#### Data shown:
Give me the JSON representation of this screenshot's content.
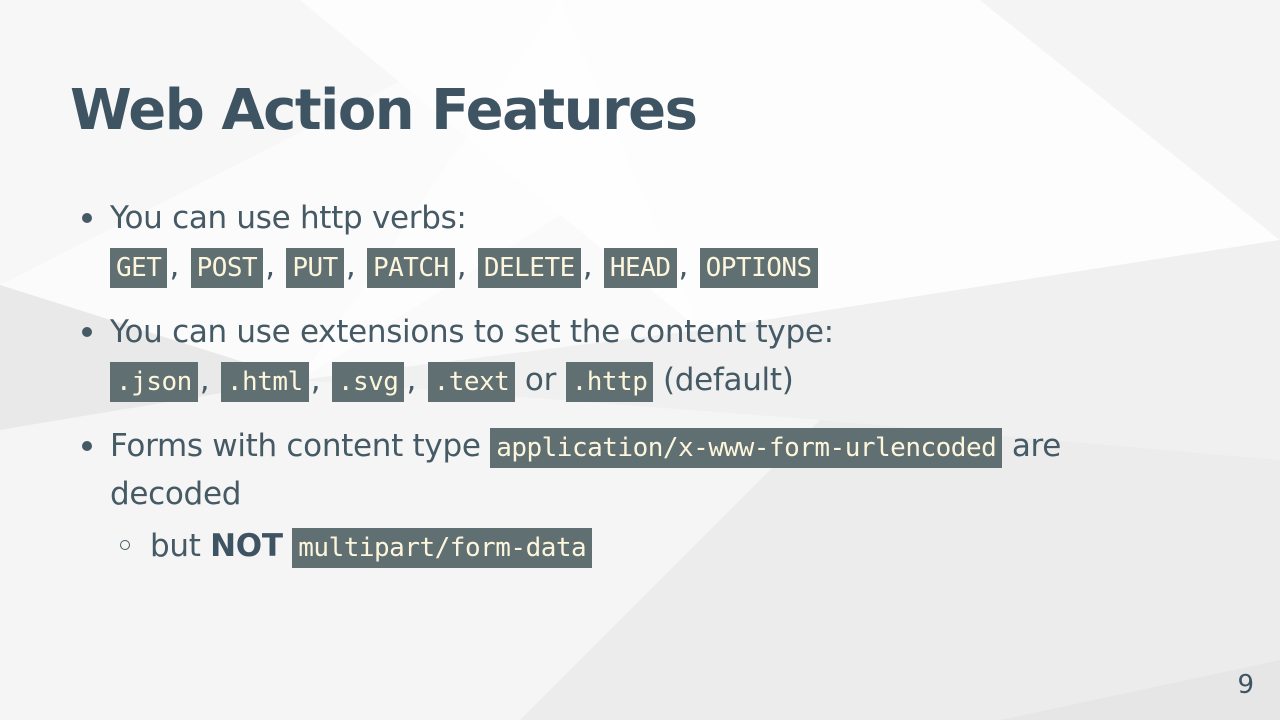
{
  "slide": {
    "title": "Web Action Features",
    "page_number": "9"
  },
  "bullets": [
    {
      "text": "You can use http verbs:",
      "codes": [
        "GET",
        "POST",
        "PUT",
        "PATCH",
        "DELETE",
        "HEAD",
        "OPTIONS"
      ]
    },
    {
      "text": "You can use extensions to set the content type:",
      "codes": [
        ".json",
        ".html",
        ".svg",
        ".text",
        ".http"
      ],
      "joiner_or": "or",
      "suffix": "(default)"
    },
    {
      "text_before": "Forms with content type",
      "code": "application/x-www-form-urlencoded",
      "text_after": "are",
      "text_wrap": "decoded",
      "sub": {
        "text_before": "but",
        "strong": "NOT",
        "code": "multipart/form-data"
      }
    }
  ],
  "punctuation": {
    "comma": ","
  },
  "colors": {
    "text": "#455a64",
    "title": "#3e5463",
    "code_bg": "#5f6f72",
    "code_text": "#fdf6dc"
  }
}
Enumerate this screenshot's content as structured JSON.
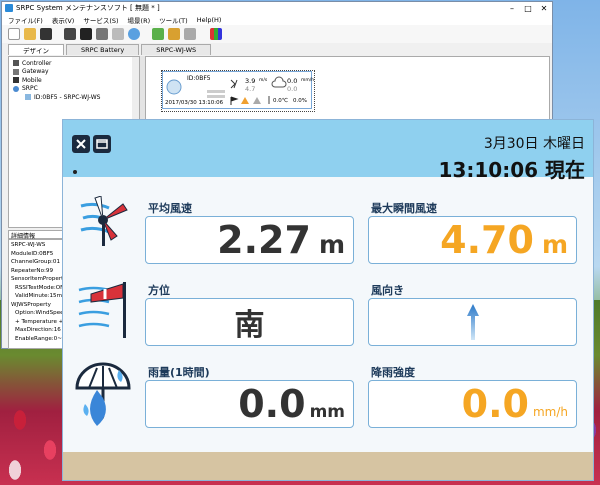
{
  "window": {
    "title": "SRPC System メンテナンスソフト [ 無題 * ]",
    "menu": [
      "ファイル(F)",
      "表示(V)",
      "サービス(S)",
      "場景(R)",
      "ツール(T)",
      "Help(H)"
    ],
    "tabs": [
      "デザイン",
      "SRPC Battery",
      "SRPC-WJ-WS"
    ],
    "active_tab": 0
  },
  "tree": {
    "items": [
      "Controller",
      "Gateway",
      "Mobile",
      "SRPC",
      "ID:0BF5 - SRPC-WJ-WS"
    ]
  },
  "detail": {
    "header": "詳細情報",
    "lines": [
      "SRPC-WJ-WS",
      "ModuleID:0BF5",
      "ChannelGroup:01",
      "RepeaterNo:99",
      "SensorItemProperty",
      "RSSITestMode:ON",
      "ValidMinute:15min",
      "WJWSProperty",
      "Option:WindSpeed",
      "+ Temperature + Hu",
      "MaxDirection:16",
      "EnableRange:0~10"
    ]
  },
  "device_card": {
    "id": "ID:0BF5",
    "wind_speed": "3.9",
    "wind_unit": "m/s",
    "wind_max": "4.7",
    "rain": "0.0",
    "rain_unit": "mm/h",
    "rain2": "0.0",
    "temp": "0.0℃",
    "percent": "0.0%",
    "timestamp": "2017/03/30 13:10:06"
  },
  "panel": {
    "date": "3月30日 木曜日",
    "time": "13:10:06 現在",
    "avg_wind": {
      "label": "平均風速",
      "value": "2.27",
      "unit": "m"
    },
    "max_wind": {
      "label": "最大瞬間風速",
      "value": "4.70",
      "unit": "m"
    },
    "direction": {
      "label": "方位",
      "value": "南"
    },
    "wind_dir": {
      "label": "風向き",
      "angle_deg": 0
    },
    "rain": {
      "label": "雨量(1時間)",
      "value": "0.0",
      "unit": "mm"
    },
    "rain_intensity": {
      "label": "降雨強度",
      "value": "0.0",
      "unit": "mm/h"
    }
  },
  "colors": {
    "accent": "#f5a623",
    "panel_top": "#8fd0ef",
    "dark_value": "#333333",
    "box_border": "#7ab0d8"
  }
}
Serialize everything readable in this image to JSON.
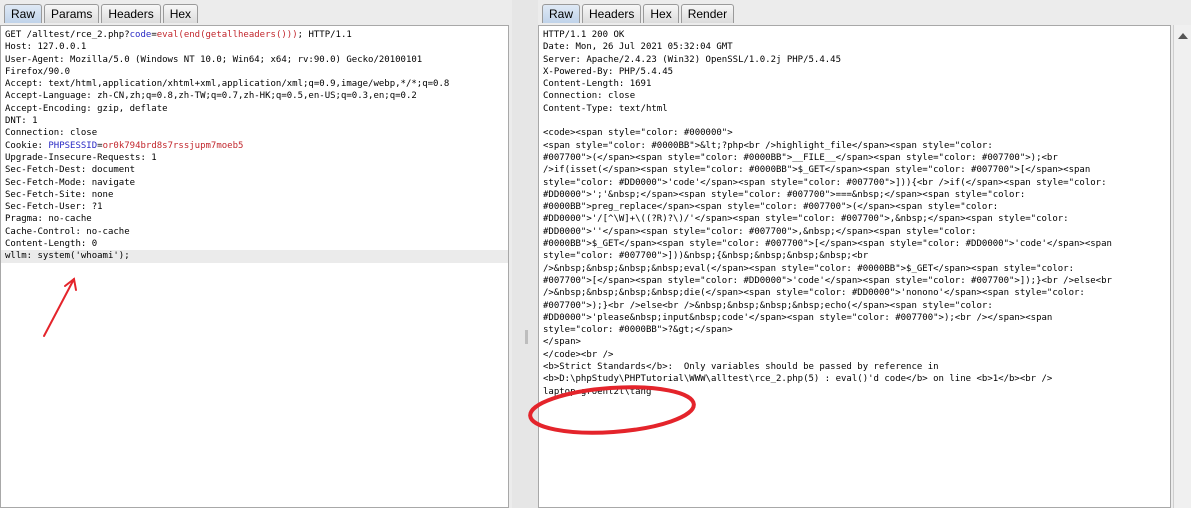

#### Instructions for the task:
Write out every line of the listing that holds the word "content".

#### Answer space:
Give me the JSON representation of this screenshot's content.
      "text": "You can use extensions to set the content type:",
      "text_before": "Forms with content type",
Enumerate this screenshot's content as structured JSON.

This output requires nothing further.